A word-for-word copy of every entry below is required; the images do not belong in it.

(Records drawn from a dataset)
---+---

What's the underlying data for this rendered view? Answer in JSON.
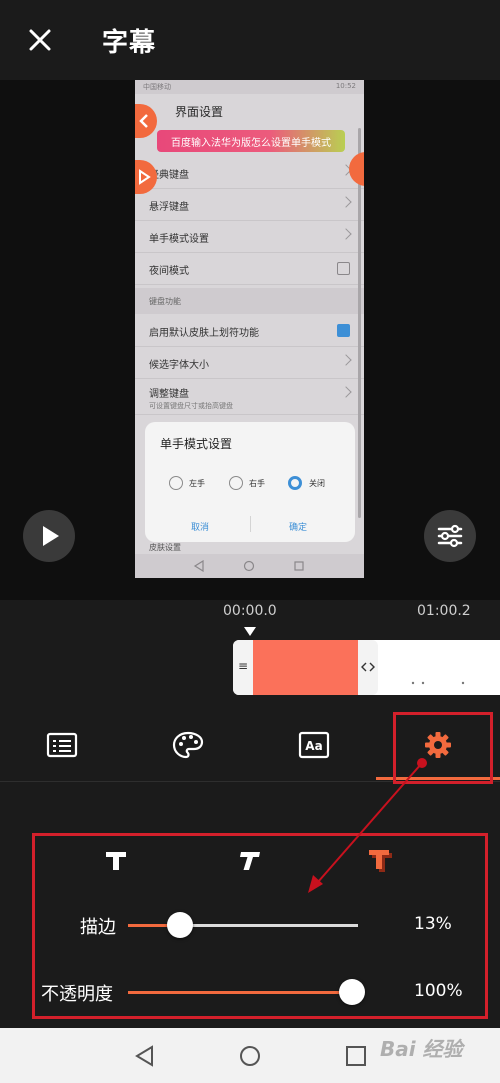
{
  "header": {
    "title": "字幕",
    "close_icon": "close-icon"
  },
  "preview": {
    "status_left": "中国移动",
    "status_right": "10:52",
    "screen_title": "界面设置",
    "banner_text": "百度输入法华为版怎么设置单手模式",
    "items": [
      {
        "label": "经典键盘"
      },
      {
        "label": "悬浮键盘"
      },
      {
        "label": "单手模式设置"
      },
      {
        "label": "夜间模式"
      }
    ],
    "section_label": "键盘功能",
    "items2": [
      {
        "label": "启用默认皮肤上划符功能"
      },
      {
        "label": "候选字体大小"
      },
      {
        "label": "调整键盘",
        "sub": "可设置键盘尺寸或抬高键盘"
      }
    ],
    "dialog": {
      "title": "单手模式设置",
      "options": [
        "左手",
        "右手",
        "关闭"
      ],
      "selected": "关闭",
      "cancel": "取消",
      "confirm": "确定"
    },
    "bottom_label": "皮肤设置"
  },
  "timeline": {
    "start_time": "00:00.0",
    "end_time": "01:00.2"
  },
  "tools": [
    {
      "icon": "subtitle-list-icon"
    },
    {
      "icon": "palette-icon"
    },
    {
      "icon": "font-icon"
    },
    {
      "icon": "gear-icon",
      "active": true
    }
  ],
  "panel": {
    "styles": [
      {
        "icon": "text-bold-icon"
      },
      {
        "icon": "text-italic-icon"
      },
      {
        "icon": "text-shadow-icon",
        "active": true
      }
    ],
    "stroke": {
      "label": "描边",
      "value": 13,
      "value_text": "13%"
    },
    "opacity": {
      "label": "不透明度",
      "value": 100,
      "value_text": "100%"
    }
  },
  "watermark": "Bai 经验",
  "colors": {
    "accent": "#f26a3e",
    "clip": "#fb715a",
    "annotation": "#d3202b",
    "background": "#1b1b1b"
  }
}
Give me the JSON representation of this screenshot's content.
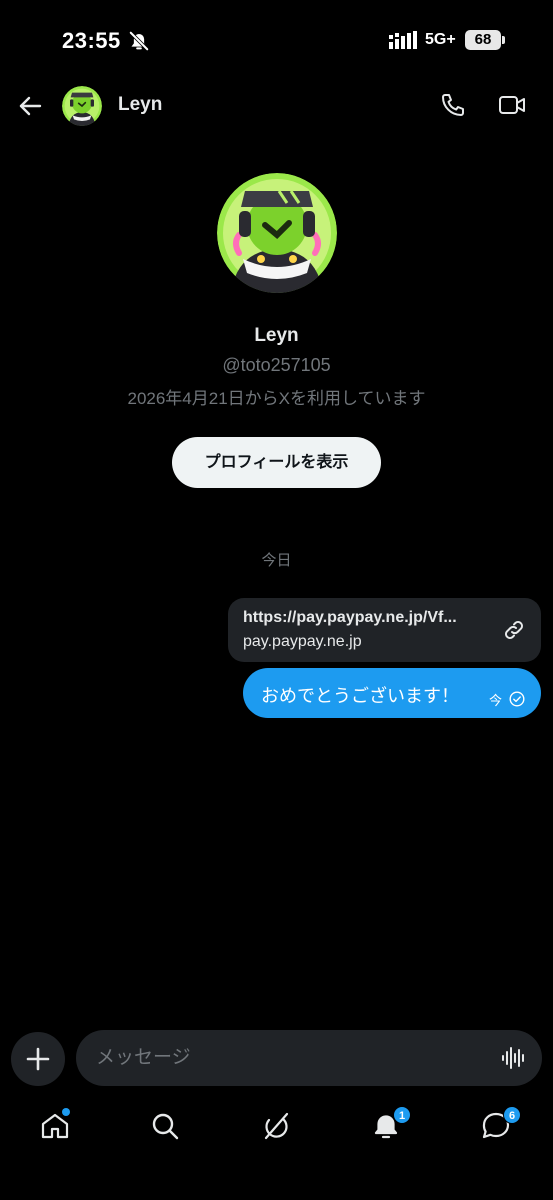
{
  "status_bar": {
    "time": "23:55",
    "network": "5G+",
    "battery": "68"
  },
  "header": {
    "name": "Leyn"
  },
  "profile": {
    "name": "Leyn",
    "handle": "@toto257105",
    "joined": "2026年4月21日からXを利用しています",
    "view_profile_label": "プロフィールを表示"
  },
  "conversation": {
    "date_label": "今日",
    "link_card": {
      "url": "https://pay.paypay.ne.jp/Vf...",
      "domain": "pay.paypay.ne.jp"
    },
    "message": {
      "text": "おめでとうございます！",
      "time": "今"
    }
  },
  "composer": {
    "placeholder": "メッセージ"
  },
  "nav": {
    "notifications_badge": "1",
    "messages_badge": "6"
  },
  "colors": {
    "accent": "#1d9bf0",
    "background": "#000000",
    "secondary_text": "#71767b",
    "card": "#202327"
  }
}
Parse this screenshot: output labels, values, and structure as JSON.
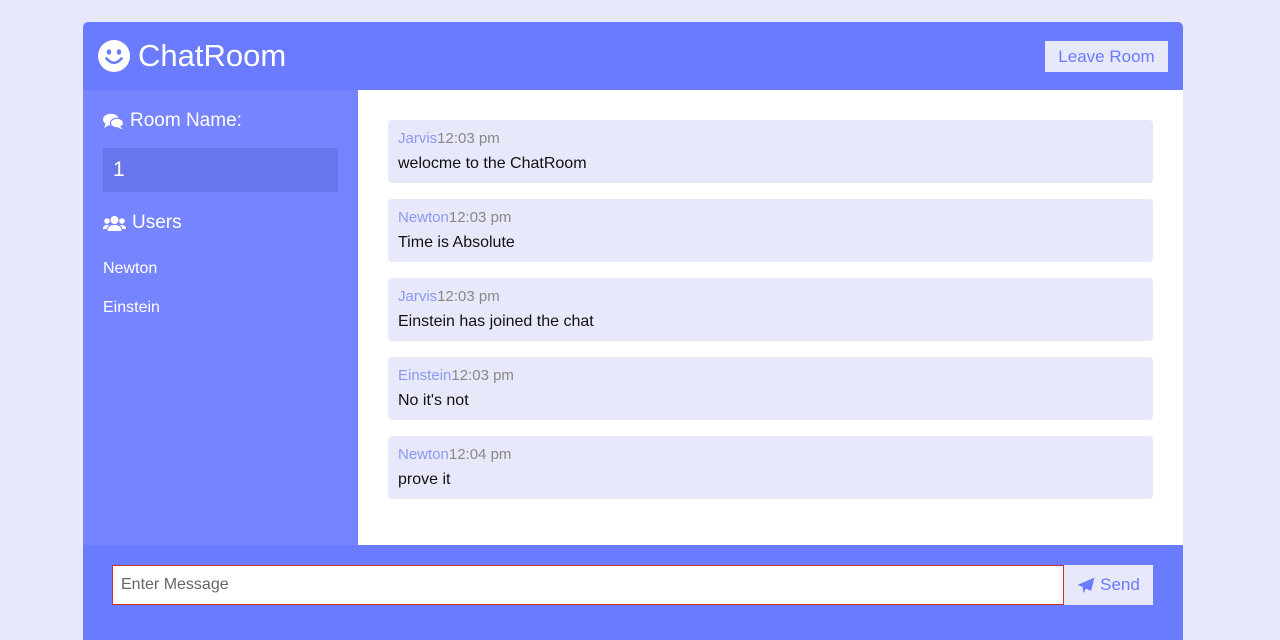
{
  "header": {
    "title": "ChatRoom",
    "leave_label": "Leave Room",
    "brand_icon": "smile-icon"
  },
  "sidebar": {
    "room_heading": "Room Name:",
    "room_name": "1",
    "users_heading": "Users",
    "users": [
      "Newton",
      "Einstein"
    ]
  },
  "messages": [
    {
      "user": "Jarvis",
      "time": "12:03 pm",
      "text": "welocme to the ChatRoom"
    },
    {
      "user": "Newton",
      "time": "12:03 pm",
      "text": "Time is Absolute"
    },
    {
      "user": "Jarvis",
      "time": "12:03 pm",
      "text": "Einstein has joined the chat"
    },
    {
      "user": "Einstein",
      "time": "12:03 pm",
      "text": "No it's not"
    },
    {
      "user": "Newton",
      "time": "12:04 pm",
      "text": "prove it"
    }
  ],
  "form": {
    "placeholder": "Enter Message",
    "value": "",
    "send_label": "Send"
  },
  "colors": {
    "primary": "#6a7bff",
    "sidebar": "#7684ff",
    "light": "#e8e8fb",
    "room_box": "#6975ea"
  }
}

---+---

**Solution to this exercise**:
What's the underlying data for this rendered view? Answer in JSON.
{
  "header": {
    "title": "字幕",
    "close_icon": "close-icon"
  },
  "preview": {
    "status_left": "中国移动",
    "status_right": "10:52",
    "screen_title": "界面设置",
    "banner_text": "百度输入法华为版怎么设置单手模式",
    "items": [
      {
        "label": "经典键盘"
      },
      {
        "label": "悬浮键盘"
      },
      {
        "label": "单手模式设置"
      },
      {
        "label": "夜间模式"
      }
    ],
    "section_label": "键盘功能",
    "items2": [
      {
        "label": "启用默认皮肤上划符功能"
      },
      {
        "label": "候选字体大小"
      },
      {
        "label": "调整键盘",
        "sub": "可设置键盘尺寸或抬高键盘"
      }
    ],
    "dialog": {
      "title": "单手模式设置",
      "options": [
        "左手",
        "右手",
        "关闭"
      ],
      "selected": "关闭",
      "cancel": "取消",
      "confirm": "确定"
    },
    "bottom_label": "皮肤设置"
  },
  "timeline": {
    "start_time": "00:00.0",
    "end_time": "01:00.2"
  },
  "tools": [
    {
      "icon": "subtitle-list-icon"
    },
    {
      "icon": "palette-icon"
    },
    {
      "icon": "font-icon"
    },
    {
      "icon": "gear-icon",
      "active": true
    }
  ],
  "panel": {
    "styles": [
      {
        "icon": "text-bold-icon"
      },
      {
        "icon": "text-italic-icon"
      },
      {
        "icon": "text-shadow-icon",
        "active": true
      }
    ],
    "stroke": {
      "label": "描边",
      "value": 13,
      "value_text": "13%"
    },
    "opacity": {
      "label": "不透明度",
      "value": 100,
      "value_text": "100%"
    }
  },
  "watermark": "Bai 经验",
  "colors": {
    "accent": "#f26a3e",
    "clip": "#fb715a",
    "annotation": "#d3202b",
    "background": "#1b1b1b"
  }
}
Give me the JSON representation of this screenshot's content.
{
  "status_bar": {
    "time": "23:55",
    "network": "5G+",
    "battery": "68"
  },
  "header": {
    "name": "Leyn"
  },
  "profile": {
    "name": "Leyn",
    "handle": "@toto257105",
    "joined": "2026年4月21日からXを利用しています",
    "view_profile_label": "プロフィールを表示"
  },
  "conversation": {
    "date_label": "今日",
    "link_card": {
      "url": "https://pay.paypay.ne.jp/Vf...",
      "domain": "pay.paypay.ne.jp"
    },
    "message": {
      "text": "おめでとうございます！",
      "time": "今"
    }
  },
  "composer": {
    "placeholder": "メッセージ"
  },
  "nav": {
    "notifications_badge": "1",
    "messages_badge": "6"
  },
  "colors": {
    "accent": "#1d9bf0",
    "background": "#000000",
    "secondary_text": "#71767b",
    "card": "#202327"
  }
}
Parse this screenshot: output labels, values, and structure as JSON.
{
  "header": {
    "title": "ChatRoom",
    "leave_label": "Leave Room",
    "brand_icon": "smile-icon"
  },
  "sidebar": {
    "room_heading": "Room Name:",
    "room_name": "1",
    "users_heading": "Users",
    "users": [
      "Newton",
      "Einstein"
    ]
  },
  "messages": [
    {
      "user": "Jarvis",
      "time": "12:03 pm",
      "text": "welocme to the ChatRoom"
    },
    {
      "user": "Newton",
      "time": "12:03 pm",
      "text": "Time is Absolute"
    },
    {
      "user": "Jarvis",
      "time": "12:03 pm",
      "text": "Einstein has joined the chat"
    },
    {
      "user": "Einstein",
      "time": "12:03 pm",
      "text": "No it's not"
    },
    {
      "user": "Newton",
      "time": "12:04 pm",
      "text": "prove it"
    }
  ],
  "form": {
    "placeholder": "Enter Message",
    "value": "",
    "send_label": "Send"
  },
  "colors": {
    "primary": "#6a7bff",
    "sidebar": "#7684ff",
    "light": "#e8e8fb",
    "room_box": "#6975ea"
  }
}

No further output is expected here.